  • Being of south or east Asian, Latin American, African or Middle Eastern ethnic origin
  • Sleep apnea (breathing disorder during sleep)

Good to know:

Smoking before and during pregnancy increases the risk of developing gestational diabetes.

Studies also show that pregnant women expecting a boy have a 4 percent higher risk of gestational diabetes than those expecting a girl.

Click here for more information about the diagnosis of gestational diabetes!

3. What role does being overweight play in gestational diabetes?

Women who are overweight are much more likely to develop gestational diabetes than women who are of a normal weight. Women with a body mass index (BMI) of 25 to 30 kg/m2 have a 2 to 6 times higher risk. Women with an even higher BMI are up to 20 times more likely to develop gestational diabetes than women of normal weight.

Being overweight or obese and a lack of exercise make hormone-related insulin resistance more severe, as happens in every pregnancy. It is not yet completely clear how this happens. It is suspected that fat cells, as well as acting as energy stores, themselves also release substances into the body. These can make the cells more susceptible to insulin resistance. Lack of exercise can also weaken the effect of insulin on the muscle cells. 

Good to know:

Women who are planning to conceive should try to maintain a normal weight before they become pregnant.

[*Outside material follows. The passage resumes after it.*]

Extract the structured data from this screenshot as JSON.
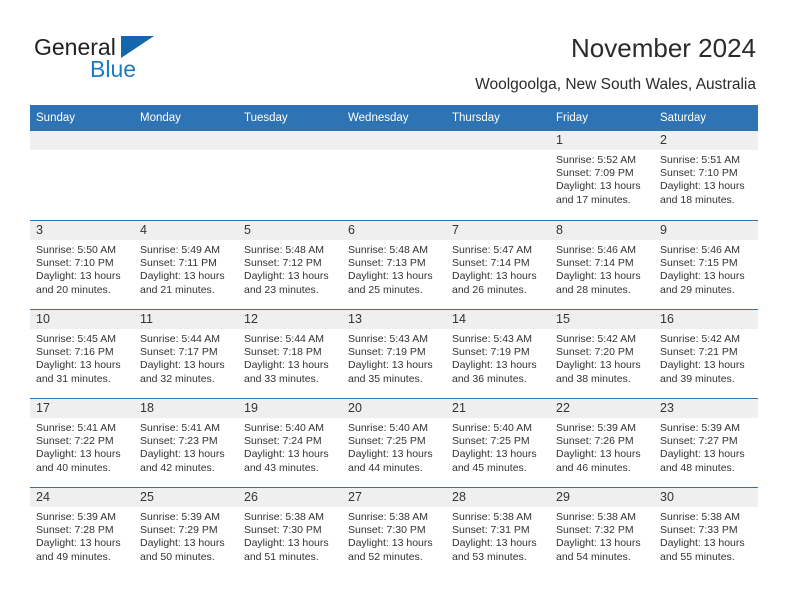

If insulin resistance can not be balanced out by the body during pregnancy by increasing insulin production, blood glucose levels rise – this is called impaired glucose tolerance. Gestational diabetes then develops as a result of this.

4. What role does genetic predisposition play in gestational diabetes?

Another risk factor for gestational diabetes is genetic makeup (genes). Changes to the genetic material play a particular role which can reduce insulin sensitivity. Insulin resistance of this kind is characteristic of gestational diabetes.

Other genetic changes prevent the pancreas from producing enough insulin. Reduced insulin sensitivity combined with limited insulin production leads to a relative insulin deficiency.

In short:

Genes, being overweight and lack of exercise play an important role in the development of gestational diabetes.

A single genetic change or having type 2 diabetes in the family does not necessarily mean that someone will develop gestational diabetes. If several factors coincide, this can result in a higher risk of diabetes. Especially if someone is already overweight, the metabolism can be overexerted and gestational diabetes may develop as a result.

Epigenetics is now being researched as an additional risk factor for gestational diabetes, i.e. chemical changes to the genetic material that can develop over a lifetime.


Deutsche Diabetes Gesellschaft et al.: S3-Leilinie Gestationsdiabetes mellitus (GDM) - Diagnostik, Therapie und Nachsorge. Langfassung. 2. Auflage. 2018
Deutsche Diabetes Gesellschaft et al.: S3-Leilinie Gestationsdiabetes mellitus (GDM) - Diagnostik, Therapie und Nachsorge. Patientinnenempfehlung. 2. Auflage. 2018 
Kim, M. K. et al.: Pregnancy smoking and the risk of gestational diabetes requiring insulin therapy. In: Sci Rep, 2020, 10: 13901
Mora-Janiszewska, O. et al.: Epigenetic Links between Microbiota and Gestational Diabetes. In: Int J Mol Sci, 2022, 23: 1831
Plows, J. F. et al.: The Pathophysiology of Gestational Diabetes Mellitus. In: Int J Mol Sci, 2018, 19: 3342
Universitätsklinikum Carl Gustav Carus: Genetik des Gestationsdiabetes. (Letzter Abruf: 14.12.2022)
As of: 14.12.2022